Despite showing foresight in bridging energy demands, many low-income earners in these communities cannot afford MOPO’s services.
Ayeni John, a primary school teacher who began to rent the MOPO power bank in March decries the cost he has incurred since. Many times, he has ended up not exhausting the power bank before it is 24 hours. “The time limit is small for me. They should, please, increase it,” he said.
He said: “In fact, MOPO has been very helpful since I started using it. But the problem is the charges. Imagine me spending two hundred and fifty naira almost everyday for thirty days, it’s telling on my little salary. But since we don’t have another alternative yet, we still have to continue using it”.
Similarly, Sarah Badmus, a 200-level part-time student of Federal University Oye-Ekiti (FUOYE) complained of the high cost saying “it would be extremely cool if they can bring it down”.
An agent attending to a customer. Photo Credit: MOPO Twitter.
Speaking on the cost of renting a power bank, Miss Adeoye claims that the high fee is not the fault of MOPO agents.
“We have four agents in Oye-Ekiti and they can tell you that we only gain N50 on a power bank and the remaining money belongs to the company. If care is not taken, we agents can end up running into losses,” she mentioned.
Once it is 24 hours, the device automatically stops working and a customer’s failure to return it to the agent will lead to an additional N50 late return fee.
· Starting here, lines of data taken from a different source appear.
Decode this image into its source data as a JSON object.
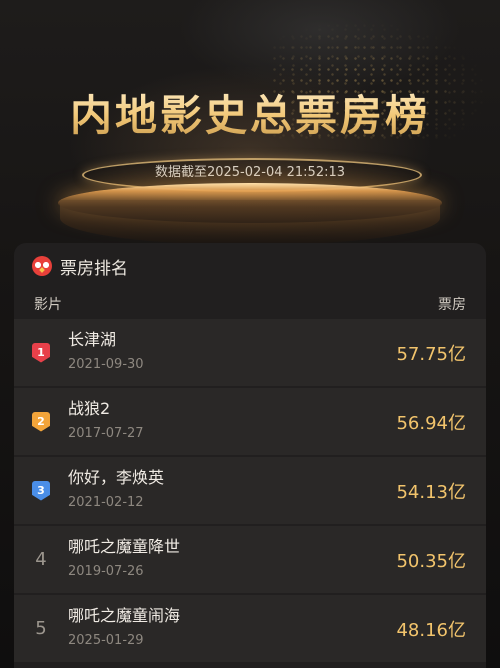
{
  "hero": {
    "title": "内地影史总票房榜",
    "subtitle": "数据截至2025-02-04 21:52:13"
  },
  "panel": {
    "title": "票房排名",
    "icon": "owl-logo-icon",
    "col_film": "影片",
    "col_gross": "票房"
  },
  "colors": {
    "gold": "#f2c46c",
    "rank1": "#e8404a",
    "rank2": "#f2a43a",
    "rank3": "#4a8ee8",
    "panel_bg": "#211f1f",
    "row_bg": "#2a2827"
  },
  "rankings": [
    {
      "rank": "1",
      "title": "长津湖",
      "date": "2021-09-30",
      "gross": "57.75亿"
    },
    {
      "rank": "2",
      "title": "战狼2",
      "date": "2017-07-27",
      "gross": "56.94亿"
    },
    {
      "rank": "3",
      "title": "你好，李焕英",
      "date": "2021-02-12",
      "gross": "54.13亿"
    },
    {
      "rank": "4",
      "title": "哪吒之魔童降世",
      "date": "2019-07-26",
      "gross": "50.35亿"
    },
    {
      "rank": "5",
      "title": "哪吒之魔童闹海",
      "date": "2025-01-29",
      "gross": "48.16亿"
    }
  ]
}
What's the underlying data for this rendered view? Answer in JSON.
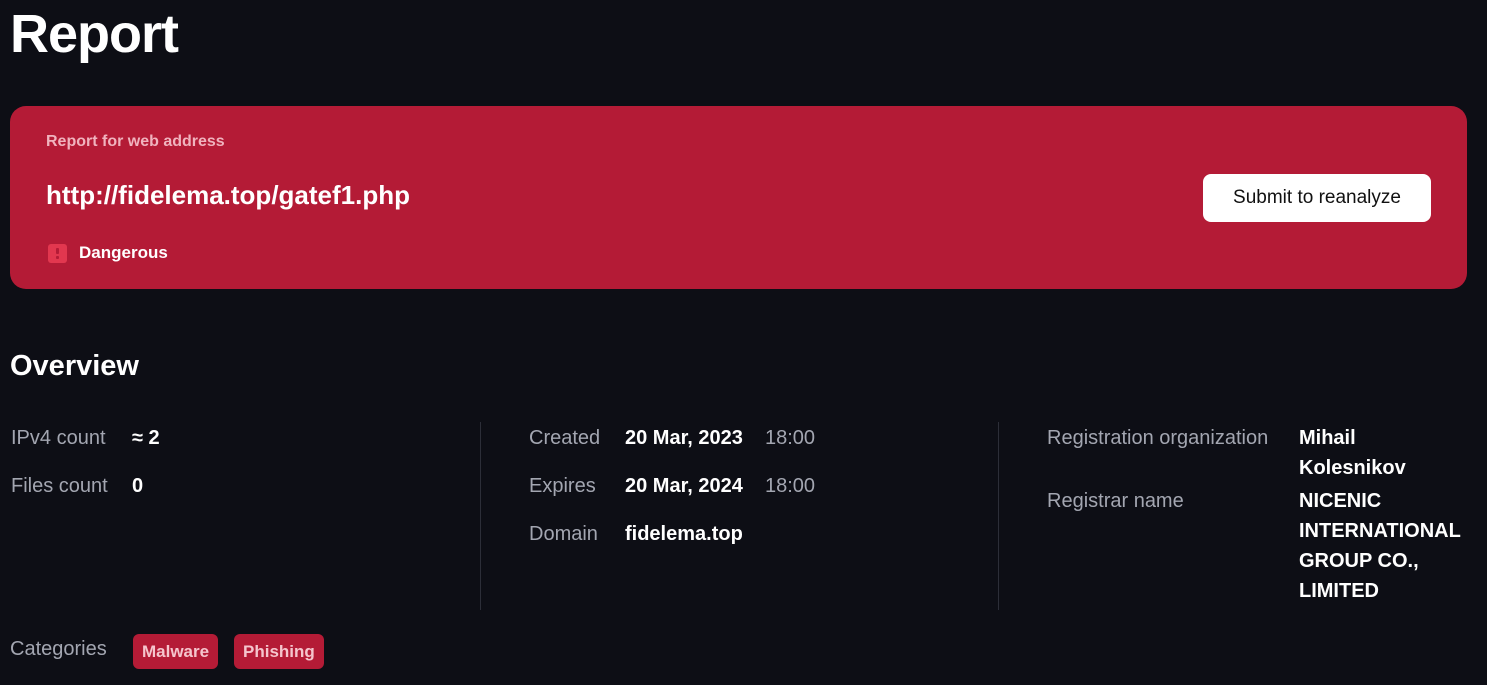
{
  "page": {
    "title": "Report"
  },
  "report_card": {
    "caption": "Report for web address",
    "url": "http://fidelema.top/gatef1.php",
    "verdict": "Dangerous",
    "verdict_icon": "danger-icon",
    "reanalyze_label": "Submit to reanalyze",
    "accent_color": "#b41b36"
  },
  "overview": {
    "title": "Overview",
    "ipv4_count": {
      "label": "IPv4 count",
      "value": "≈ 2"
    },
    "files_count": {
      "label": "Files count",
      "value": "0"
    },
    "created": {
      "label": "Created",
      "date": "20 Mar, 2023",
      "time": "18:00"
    },
    "expires": {
      "label": "Expires",
      "date": "20 Mar, 2024",
      "time": "18:00"
    },
    "domain": {
      "label": "Domain",
      "value": "fidelema.top"
    },
    "registration_organization": {
      "label": "Registration organization",
      "value": "Mihail Kolesnikov"
    },
    "registrar_name": {
      "label": "Registrar name",
      "value": "NICENIC INTERNATIONAL GROUP CO., LIMITED"
    }
  },
  "categories": {
    "label": "Categories",
    "items": [
      "Malware",
      "Phishing"
    ]
  }
}
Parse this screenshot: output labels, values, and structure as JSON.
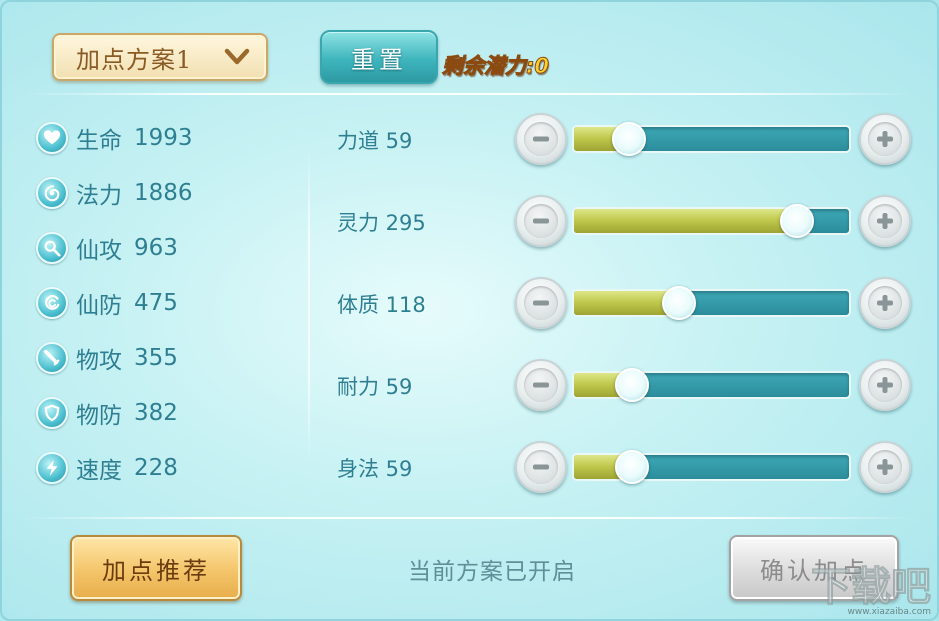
{
  "header": {
    "plan_dropdown_label": "加点方案1",
    "reset_label": "重置",
    "remaining_potential": "剩余潜力:0"
  },
  "stats": [
    {
      "name": "生命",
      "value": "1993",
      "icon": "heart-icon"
    },
    {
      "name": "法力",
      "value": "1886",
      "icon": "spiral-icon"
    },
    {
      "name": "仙攻",
      "value": "963",
      "icon": "magic-attack-icon"
    },
    {
      "name": "仙防",
      "value": "475",
      "icon": "magic-defense-icon"
    },
    {
      "name": "物攻",
      "value": "355",
      "icon": "sword-icon"
    },
    {
      "name": "物防",
      "value": "382",
      "icon": "shield-icon"
    },
    {
      "name": "速度",
      "value": "228",
      "icon": "lightning-icon"
    }
  ],
  "attributes": [
    {
      "label": "力道 59",
      "level": 0.2
    },
    {
      "label": "灵力 295",
      "level": 0.81
    },
    {
      "label": "体质 118",
      "level": 0.38
    },
    {
      "label": "耐力 59",
      "level": 0.21
    },
    {
      "label": "身法 59",
      "level": 0.21
    }
  ],
  "footer": {
    "recommend_label": "加点推荐",
    "status_text": "当前方案已开启",
    "confirm_label": "确认加点"
  },
  "watermark": {
    "text": "下载吧",
    "url": "www.xiazaiba.com"
  },
  "colors": {
    "accent_teal": "#3fb5bd",
    "text_teal": "#2f7f92",
    "gold_text": "#ffcf2e",
    "slider_fill": "#c1c94e"
  }
}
“Nigerians can be difficult to deal with. Some of them will hold the device for many days without returning it. We will have to be chasing them with calls before someone will answer you. Meanwhile, the mobile app will continue to deduct lateness charges from our account. You see why we have to collect the lateness charges.” she added.